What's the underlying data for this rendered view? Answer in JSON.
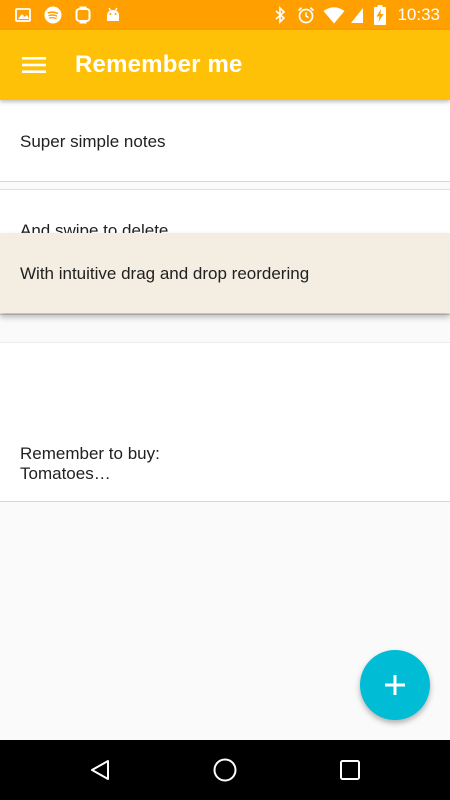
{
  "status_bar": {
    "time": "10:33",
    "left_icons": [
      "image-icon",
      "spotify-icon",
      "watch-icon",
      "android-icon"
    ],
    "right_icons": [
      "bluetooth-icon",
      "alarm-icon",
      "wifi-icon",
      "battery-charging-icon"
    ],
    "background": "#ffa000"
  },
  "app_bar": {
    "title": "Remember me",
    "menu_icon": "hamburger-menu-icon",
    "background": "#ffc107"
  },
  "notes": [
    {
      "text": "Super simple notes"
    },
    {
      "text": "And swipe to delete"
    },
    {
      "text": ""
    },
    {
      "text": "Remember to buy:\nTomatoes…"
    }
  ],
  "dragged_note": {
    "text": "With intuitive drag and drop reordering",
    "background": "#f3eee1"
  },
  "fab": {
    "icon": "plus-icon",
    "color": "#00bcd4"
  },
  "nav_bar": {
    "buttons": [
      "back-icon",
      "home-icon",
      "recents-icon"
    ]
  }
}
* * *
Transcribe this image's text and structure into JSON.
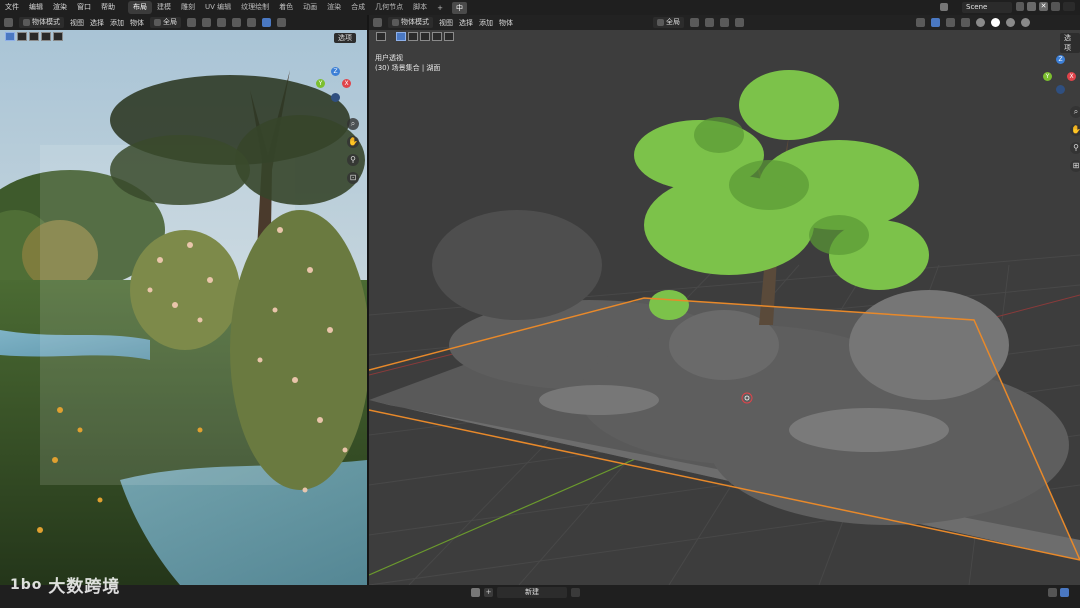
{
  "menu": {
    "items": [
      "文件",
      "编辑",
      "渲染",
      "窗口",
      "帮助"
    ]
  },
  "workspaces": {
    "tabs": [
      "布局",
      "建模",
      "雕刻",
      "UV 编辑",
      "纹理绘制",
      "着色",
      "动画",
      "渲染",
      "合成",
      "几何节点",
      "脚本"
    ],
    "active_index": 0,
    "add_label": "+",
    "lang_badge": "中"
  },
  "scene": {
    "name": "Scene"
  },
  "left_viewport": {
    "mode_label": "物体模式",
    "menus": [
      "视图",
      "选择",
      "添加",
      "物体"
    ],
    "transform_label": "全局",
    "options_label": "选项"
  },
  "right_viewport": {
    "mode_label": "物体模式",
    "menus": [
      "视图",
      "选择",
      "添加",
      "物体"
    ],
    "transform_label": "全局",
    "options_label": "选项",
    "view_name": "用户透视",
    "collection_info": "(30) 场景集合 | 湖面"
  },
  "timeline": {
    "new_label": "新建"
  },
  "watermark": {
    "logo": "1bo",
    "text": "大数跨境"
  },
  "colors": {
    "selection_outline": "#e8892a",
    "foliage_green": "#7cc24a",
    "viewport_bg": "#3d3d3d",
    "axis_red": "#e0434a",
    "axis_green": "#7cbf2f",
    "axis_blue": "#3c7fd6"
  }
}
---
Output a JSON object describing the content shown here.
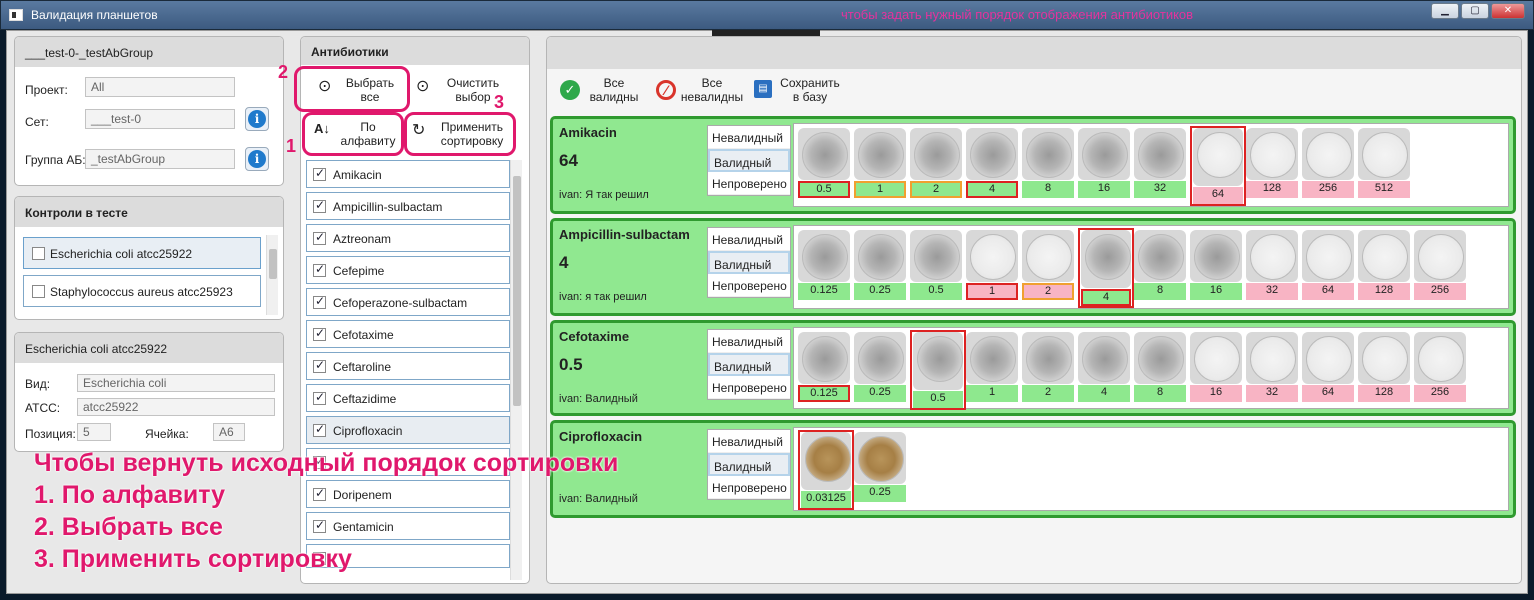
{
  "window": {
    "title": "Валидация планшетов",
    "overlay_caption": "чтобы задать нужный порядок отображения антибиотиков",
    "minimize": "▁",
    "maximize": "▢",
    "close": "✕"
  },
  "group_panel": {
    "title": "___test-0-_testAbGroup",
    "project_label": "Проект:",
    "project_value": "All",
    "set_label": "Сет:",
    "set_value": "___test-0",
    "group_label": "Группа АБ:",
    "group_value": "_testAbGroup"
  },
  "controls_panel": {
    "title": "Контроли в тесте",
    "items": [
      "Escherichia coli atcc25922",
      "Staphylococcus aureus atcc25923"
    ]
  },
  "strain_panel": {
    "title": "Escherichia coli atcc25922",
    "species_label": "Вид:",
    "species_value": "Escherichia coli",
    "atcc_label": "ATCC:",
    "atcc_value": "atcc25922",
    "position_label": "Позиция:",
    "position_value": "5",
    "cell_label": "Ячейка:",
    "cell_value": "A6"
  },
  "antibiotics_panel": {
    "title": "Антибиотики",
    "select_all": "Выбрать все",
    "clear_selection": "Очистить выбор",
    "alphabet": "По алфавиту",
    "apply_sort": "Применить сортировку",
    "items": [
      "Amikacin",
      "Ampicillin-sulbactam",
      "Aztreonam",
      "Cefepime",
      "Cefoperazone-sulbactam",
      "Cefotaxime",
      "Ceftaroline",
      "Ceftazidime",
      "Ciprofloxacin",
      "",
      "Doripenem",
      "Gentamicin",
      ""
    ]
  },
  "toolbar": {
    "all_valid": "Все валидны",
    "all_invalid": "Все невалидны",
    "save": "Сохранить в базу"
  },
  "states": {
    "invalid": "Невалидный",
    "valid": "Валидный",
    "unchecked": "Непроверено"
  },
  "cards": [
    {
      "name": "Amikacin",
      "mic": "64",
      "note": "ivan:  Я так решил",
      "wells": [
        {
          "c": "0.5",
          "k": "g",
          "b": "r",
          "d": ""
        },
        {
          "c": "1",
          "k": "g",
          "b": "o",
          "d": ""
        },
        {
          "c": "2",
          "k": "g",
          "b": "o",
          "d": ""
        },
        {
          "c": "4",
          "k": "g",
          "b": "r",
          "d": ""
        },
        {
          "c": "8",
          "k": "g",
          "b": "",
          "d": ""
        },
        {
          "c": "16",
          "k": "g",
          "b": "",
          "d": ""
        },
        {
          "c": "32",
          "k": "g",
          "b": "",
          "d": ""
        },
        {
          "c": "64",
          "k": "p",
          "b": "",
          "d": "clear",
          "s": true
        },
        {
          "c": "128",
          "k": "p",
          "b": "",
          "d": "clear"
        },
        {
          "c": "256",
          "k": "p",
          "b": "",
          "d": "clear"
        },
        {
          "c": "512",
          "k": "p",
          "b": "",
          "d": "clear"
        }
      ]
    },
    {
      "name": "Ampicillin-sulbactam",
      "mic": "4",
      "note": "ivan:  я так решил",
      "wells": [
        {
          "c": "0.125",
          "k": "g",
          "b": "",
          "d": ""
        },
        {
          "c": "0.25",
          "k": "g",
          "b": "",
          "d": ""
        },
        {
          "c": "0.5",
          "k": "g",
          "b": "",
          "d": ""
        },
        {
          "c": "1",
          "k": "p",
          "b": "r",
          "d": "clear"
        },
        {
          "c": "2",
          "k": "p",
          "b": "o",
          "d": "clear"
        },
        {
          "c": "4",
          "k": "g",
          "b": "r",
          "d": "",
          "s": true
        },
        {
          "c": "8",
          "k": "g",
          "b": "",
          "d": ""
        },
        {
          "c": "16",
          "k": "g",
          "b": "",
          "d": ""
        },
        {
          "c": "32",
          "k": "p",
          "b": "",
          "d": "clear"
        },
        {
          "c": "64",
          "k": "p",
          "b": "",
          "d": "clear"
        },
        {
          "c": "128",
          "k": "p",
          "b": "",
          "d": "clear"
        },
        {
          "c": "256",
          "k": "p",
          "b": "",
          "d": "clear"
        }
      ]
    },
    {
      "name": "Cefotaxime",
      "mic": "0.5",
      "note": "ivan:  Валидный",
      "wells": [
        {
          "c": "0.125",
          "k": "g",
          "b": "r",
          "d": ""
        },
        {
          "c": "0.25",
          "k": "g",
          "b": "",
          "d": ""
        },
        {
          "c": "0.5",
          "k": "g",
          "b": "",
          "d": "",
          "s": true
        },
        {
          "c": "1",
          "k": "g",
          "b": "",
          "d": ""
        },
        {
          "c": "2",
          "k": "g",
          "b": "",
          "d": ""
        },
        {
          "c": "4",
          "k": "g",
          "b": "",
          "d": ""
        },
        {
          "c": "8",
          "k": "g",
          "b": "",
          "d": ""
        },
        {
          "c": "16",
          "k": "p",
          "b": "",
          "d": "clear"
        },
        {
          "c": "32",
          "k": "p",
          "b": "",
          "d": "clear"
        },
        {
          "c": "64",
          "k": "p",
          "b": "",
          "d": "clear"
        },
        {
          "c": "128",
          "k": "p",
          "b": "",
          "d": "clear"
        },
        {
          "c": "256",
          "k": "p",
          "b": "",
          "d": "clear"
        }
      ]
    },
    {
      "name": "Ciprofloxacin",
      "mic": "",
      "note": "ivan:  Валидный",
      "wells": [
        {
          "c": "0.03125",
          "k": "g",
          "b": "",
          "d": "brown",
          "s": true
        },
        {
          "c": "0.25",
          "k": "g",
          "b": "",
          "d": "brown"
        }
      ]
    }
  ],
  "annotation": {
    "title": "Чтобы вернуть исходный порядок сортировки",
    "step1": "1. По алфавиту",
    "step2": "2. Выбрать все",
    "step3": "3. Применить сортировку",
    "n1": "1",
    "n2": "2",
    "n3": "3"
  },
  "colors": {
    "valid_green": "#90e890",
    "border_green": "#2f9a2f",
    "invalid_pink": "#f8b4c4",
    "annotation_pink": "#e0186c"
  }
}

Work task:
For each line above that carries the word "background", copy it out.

Task response:
    "background": "#ffa000"
    "background": "#ffc107"
    "background": "#f3eee1"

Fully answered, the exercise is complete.